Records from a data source
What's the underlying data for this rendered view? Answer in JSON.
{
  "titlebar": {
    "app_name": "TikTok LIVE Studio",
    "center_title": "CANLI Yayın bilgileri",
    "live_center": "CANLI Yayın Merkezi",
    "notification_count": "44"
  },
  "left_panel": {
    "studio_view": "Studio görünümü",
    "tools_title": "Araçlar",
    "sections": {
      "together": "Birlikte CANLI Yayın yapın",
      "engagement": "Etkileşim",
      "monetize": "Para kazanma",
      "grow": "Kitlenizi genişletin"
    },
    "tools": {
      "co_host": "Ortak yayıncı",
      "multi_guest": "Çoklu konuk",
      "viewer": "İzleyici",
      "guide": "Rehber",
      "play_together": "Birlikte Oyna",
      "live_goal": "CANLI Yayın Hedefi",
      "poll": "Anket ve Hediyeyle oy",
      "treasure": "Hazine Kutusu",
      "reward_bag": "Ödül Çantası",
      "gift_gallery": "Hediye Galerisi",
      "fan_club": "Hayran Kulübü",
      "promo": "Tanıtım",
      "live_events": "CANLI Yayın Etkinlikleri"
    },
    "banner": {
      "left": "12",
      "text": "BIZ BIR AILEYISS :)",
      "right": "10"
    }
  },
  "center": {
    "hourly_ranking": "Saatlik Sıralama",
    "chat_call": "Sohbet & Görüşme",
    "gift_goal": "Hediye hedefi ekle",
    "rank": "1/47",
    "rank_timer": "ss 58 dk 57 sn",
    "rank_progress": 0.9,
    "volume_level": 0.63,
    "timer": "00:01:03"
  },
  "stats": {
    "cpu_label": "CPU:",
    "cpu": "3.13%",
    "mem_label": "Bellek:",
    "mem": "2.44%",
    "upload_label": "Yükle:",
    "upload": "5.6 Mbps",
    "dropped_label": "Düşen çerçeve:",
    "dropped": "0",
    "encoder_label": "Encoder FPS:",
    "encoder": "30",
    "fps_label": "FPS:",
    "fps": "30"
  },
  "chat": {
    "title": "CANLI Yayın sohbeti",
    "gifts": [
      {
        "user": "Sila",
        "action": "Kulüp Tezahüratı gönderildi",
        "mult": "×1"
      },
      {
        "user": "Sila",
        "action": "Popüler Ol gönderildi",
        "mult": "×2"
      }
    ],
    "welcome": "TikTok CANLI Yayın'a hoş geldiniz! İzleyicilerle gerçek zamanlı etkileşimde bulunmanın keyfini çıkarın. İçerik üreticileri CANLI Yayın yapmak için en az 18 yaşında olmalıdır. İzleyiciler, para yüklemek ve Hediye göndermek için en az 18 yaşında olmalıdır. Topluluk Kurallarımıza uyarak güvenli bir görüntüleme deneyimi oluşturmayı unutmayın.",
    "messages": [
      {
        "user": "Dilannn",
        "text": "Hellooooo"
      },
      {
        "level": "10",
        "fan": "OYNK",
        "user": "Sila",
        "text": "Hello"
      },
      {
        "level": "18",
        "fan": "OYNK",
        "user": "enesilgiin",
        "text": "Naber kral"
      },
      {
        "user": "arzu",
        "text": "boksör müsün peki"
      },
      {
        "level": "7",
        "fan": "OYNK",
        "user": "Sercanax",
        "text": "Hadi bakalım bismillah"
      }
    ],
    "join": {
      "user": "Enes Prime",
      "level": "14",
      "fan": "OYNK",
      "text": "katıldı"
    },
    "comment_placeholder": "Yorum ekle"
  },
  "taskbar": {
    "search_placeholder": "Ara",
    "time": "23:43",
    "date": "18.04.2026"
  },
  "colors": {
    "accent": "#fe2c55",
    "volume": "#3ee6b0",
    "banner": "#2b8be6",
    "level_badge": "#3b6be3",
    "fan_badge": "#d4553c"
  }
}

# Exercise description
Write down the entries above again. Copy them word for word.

# Solution to the problem
What's the underlying data for this rendered view? Answer in JSON.
{
  "titlebar": {
    "app_name": "TikTok LIVE Studio",
    "center_title": "CANLI Yayın bilgileri",
    "live_center": "CANLI Yayın Merkezi",
    "notification_count": "44"
  },
  "left_panel": {
    "studio_view": "Studio görünümü",
    "tools_title": "Araçlar",
    "sections": {
      "together": "Birlikte CANLI Yayın yapın",
      "engagement": "Etkileşim",
      "monetize": "Para kazanma",
      "grow": "Kitlenizi genişletin"
    },
    "tools": {
      "co_host": "Ortak yayıncı",
      "multi_guest": "Çoklu konuk",
      "viewer": "İzleyici",
      "guide": "Rehber",
      "play_together": "Birlikte Oyna",
      "live_goal": "CANLI Yayın Hedefi",
      "poll": "Anket ve Hediyeyle oy",
      "treasure": "Hazine Kutusu",
      "reward_bag": "Ödül Çantası",
      "gift_gallery": "Hediye Galerisi",
      "fan_club": "Hayran Kulübü",
      "promo": "Tanıtım",
      "live_events": "CANLI Yayın Etkinlikleri"
    },
    "banner": {
      "left": "12",
      "text": "BIZ BIR AILEYISS :)",
      "right": "10"
    }
  },
  "center": {
    "hourly_ranking": "Saatlik Sıralama",
    "chat_call": "Sohbet & Görüşme",
    "gift_goal": "Hediye hedefi ekle",
    "rank": "1/47",
    "rank_timer": "ss 58 dk 57 sn",
    "rank_progress": 0.9,
    "volume_level": 0.63,
    "timer": "00:01:03"
  },
  "stats": {
    "cpu_label": "CPU:",
    "cpu": "3.13%",
    "mem_label": "Bellek:",
    "mem": "2.44%",
    "upload_label": "Yükle:",
    "upload": "5.6 Mbps",
    "dropped_label": "Düşen çerçeve:",
    "dropped": "0",
    "encoder_label": "Encoder FPS:",
    "encoder": "30",
    "fps_label": "FPS:",
    "fps": "30"
  },
  "chat": {
    "title": "CANLI Yayın sohbeti",
    "gifts": [
      {
        "user": "Sila",
        "action": "Kulüp Tezahüratı gönderildi",
        "mult": "×1"
      },
      {
        "user": "Sila",
        "action": "Popüler Ol gönderildi",
        "mult": "×2"
      }
    ],
    "welcome": "TikTok CANLI Yayın'a hoş geldiniz! İzleyicilerle gerçek zamanlı etkileşimde bulunmanın keyfini çıkarın. İçerik üreticileri CANLI Yayın yapmak için en az 18 yaşında olmalıdır. İzleyiciler, para yüklemek ve Hediye göndermek için en az 18 yaşında olmalıdır. Topluluk Kurallarımıza uyarak güvenli bir görüntüleme deneyimi oluşturmayı unutmayın.",
    "messages": [
      {
        "user": "Dilannn",
        "text": "Hellooooo"
      },
      {
        "level": "10",
        "fan": "OYNK",
        "user": "Sila",
        "text": "Hello"
      },
      {
        "level": "18",
        "fan": "OYNK",
        "user": "enesilgiin",
        "text": "Naber kral"
      },
      {
        "user": "arzu",
        "text": "boksör müsün peki"
      },
      {
        "level": "7",
        "fan": "OYNK",
        "user": "Sercanax",
        "text": "Hadi bakalım bismillah"
      }
    ],
    "join": {
      "user": "Enes Prime",
      "level": "14",
      "fan": "OYNK",
      "text": "katıldı"
    },
    "comment_placeholder": "Yorum ekle"
  },
  "taskbar": {
    "search_placeholder": "Ara",
    "time": "23:43",
    "date": "18.04.2026"
  },
  "colors": {
    "accent": "#fe2c55",
    "volume": "#3ee6b0",
    "banner": "#2b8be6",
    "level_badge": "#3b6be3",
    "fan_badge": "#d4553c"
  }
}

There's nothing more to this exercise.